It was a busy Saturday, and I did not realise that it was Earth Hour until I came back home in the evening and switched on the television. There it was, on news channels, anchors sitting in air-conditioner cooled studios, going on and on again, telling to switch off at least one light for one hour today.

My wife did not quite understand what this Earth Hour thing was. And I did not want to explain it to her myself. She would not understand the language which I explain. So I had to Google it down on her smart phone and asked her to read and self understand. This was it from Wikipedia:

“Earth Hour is a worldwide event organized by the World Wide Fund for Nature (WWF) and held towards the end of March annually, encouraging households and businesses to turn off their non-essential lights for one hour to raise awareness about the need to take action on climate change. The event, conceived by WWF and Leo Burnett, first took place in 2007, when 2.2 million residents of Sydney participated by turning off all non-essential lights. Following Sydney’s lead, many other cities around the world adopted the event in 2008. Earth Hour 2013 is being held on March 23, 2013 from 8:30 p.m. to 9:30 p.m. during participants’ local time”

She said – “Oh that’s a good idea. But would these guys in the TV studio too switch off those lights and stop transmission from 8:30 to 9:30. Please, let them do that. You’re watching these stupid news channels, and that make me miss my Serials”

I sighed. There was not much use explaining these things to her. For a long time, for my grandmother, mother and wife, news channels; be it Malayalam, Hindi or English; had been baddies who would always make them let pass their regular dose of soap operas.

But on second thoughts, what she said had a point. Those were guys, sitting in Studios with A/C and tonnes of light and bulbs, maybe consuming whole lot of electricity that could feed a full village somewhere in India, and lecturing on us to switch off our lights and fans and burn in the hot and humid summer evenings.
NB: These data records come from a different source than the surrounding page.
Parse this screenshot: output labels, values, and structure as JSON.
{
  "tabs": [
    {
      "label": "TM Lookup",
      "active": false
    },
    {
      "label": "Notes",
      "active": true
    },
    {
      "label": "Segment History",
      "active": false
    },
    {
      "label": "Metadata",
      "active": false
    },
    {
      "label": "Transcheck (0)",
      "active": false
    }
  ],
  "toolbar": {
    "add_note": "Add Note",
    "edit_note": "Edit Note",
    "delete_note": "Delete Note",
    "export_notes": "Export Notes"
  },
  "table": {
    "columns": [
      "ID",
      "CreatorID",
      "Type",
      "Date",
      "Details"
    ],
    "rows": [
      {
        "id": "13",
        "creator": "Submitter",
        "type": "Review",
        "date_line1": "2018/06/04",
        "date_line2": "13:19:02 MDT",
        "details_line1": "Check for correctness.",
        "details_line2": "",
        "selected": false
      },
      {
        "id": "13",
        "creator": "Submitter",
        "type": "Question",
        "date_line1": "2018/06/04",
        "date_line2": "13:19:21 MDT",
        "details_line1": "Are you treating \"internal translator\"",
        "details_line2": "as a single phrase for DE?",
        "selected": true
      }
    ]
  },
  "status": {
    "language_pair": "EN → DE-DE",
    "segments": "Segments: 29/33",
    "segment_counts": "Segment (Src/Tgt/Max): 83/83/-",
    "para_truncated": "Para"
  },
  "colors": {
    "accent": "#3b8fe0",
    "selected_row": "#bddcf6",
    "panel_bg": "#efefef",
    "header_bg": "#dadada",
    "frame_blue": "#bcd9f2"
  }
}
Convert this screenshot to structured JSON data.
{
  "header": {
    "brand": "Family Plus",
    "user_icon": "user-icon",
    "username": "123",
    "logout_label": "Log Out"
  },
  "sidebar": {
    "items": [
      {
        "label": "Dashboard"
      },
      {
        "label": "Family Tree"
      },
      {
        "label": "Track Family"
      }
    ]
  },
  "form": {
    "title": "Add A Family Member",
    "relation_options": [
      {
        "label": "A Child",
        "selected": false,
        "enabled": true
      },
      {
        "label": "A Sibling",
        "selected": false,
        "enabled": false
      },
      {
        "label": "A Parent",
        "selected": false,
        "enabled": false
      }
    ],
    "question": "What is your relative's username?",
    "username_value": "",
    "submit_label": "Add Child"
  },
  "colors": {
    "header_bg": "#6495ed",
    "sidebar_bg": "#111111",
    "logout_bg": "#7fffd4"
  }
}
I told her – “Yeah! For once, you have a point”

She blushed. “Not one point. I have more”

“What?” – I asked, a bit confused and rattled, that she has started thinking on matters of international concern.

“No point telling you. You men don’t listen to our views. Find out for yourself if you want to” – the reply was quite authoritative and had a tone of command in it, maybe taking advantage of my few seconds of confusion over her sudden interest in world matters.

She went off to the kitchen, looking to prepare something for dinner. I sat down on the sofa, and just started pondering and thinking Earth Hour.

It was just around half past eight, and there was another fifteen minutes for this year’s Earth Hour to begin. I picked the day’s Mathrubhuminewspaper to read the news I had missed in the morning. Prominent news was that the SSLC exams of the Kerala Board had ended yesterday.

“Fuck, this means that power cuts will be back again today”

For those alien to Kerala, we have something called power cuts and load shedding here.

Means, every day, the Kerala State Electricity Board (KSEB) gives us a dose of current free period, to cut down on electricity usage in times of shortage. Mind you, this is for a state that receives awesome rainfall across three seasons every year, and we depend on water sources for electricity. Don’t know how, but when it comes to manufacture of electricity, we never have enough water in our dams.

Due to the SSLC exams, the power cuts and load shedding were put on hold and it would be starting back soon.

I was on twitter too, and this thought was instantly put down in 140 characters: “Earth Hour is celebrated every day in Kerala. Thanks to KSEB power cuts. We don’t need a separate day for it”

Not finished with this tweet, the lights went off. Yes, the power cuts have started off again, and for the next half an hour, I was destined to see life as it was back in the older generations, except that I had my Blackberry mobile for company. For the next half and hour, it was boring, hot and tiring interlude, that is quite common in most of the Kerala homes during summers.

And as usual, the power was back exactly after 30 minutes. Don’t know how it happens. But these KSEB guys are dot on time when it comes to time keeping – 3o minutes, not a second more, not a second less.

This made me feel proud of KSEB. How much they care for the earth and the environment! They are the most eco-friendly government department in the whole of India. Because of them, the Earth Hour is celebrated in every nook and corner of Kerala, be it the common man’s house or a minister’s bungalow, no matter what the season it is, monsoon, winter or summer. They find one reason or the other to switch off.

They deserve a standing ovation.


 (Written in the heat of the moment, immediately after the end of yet another power cut in the middle of the night)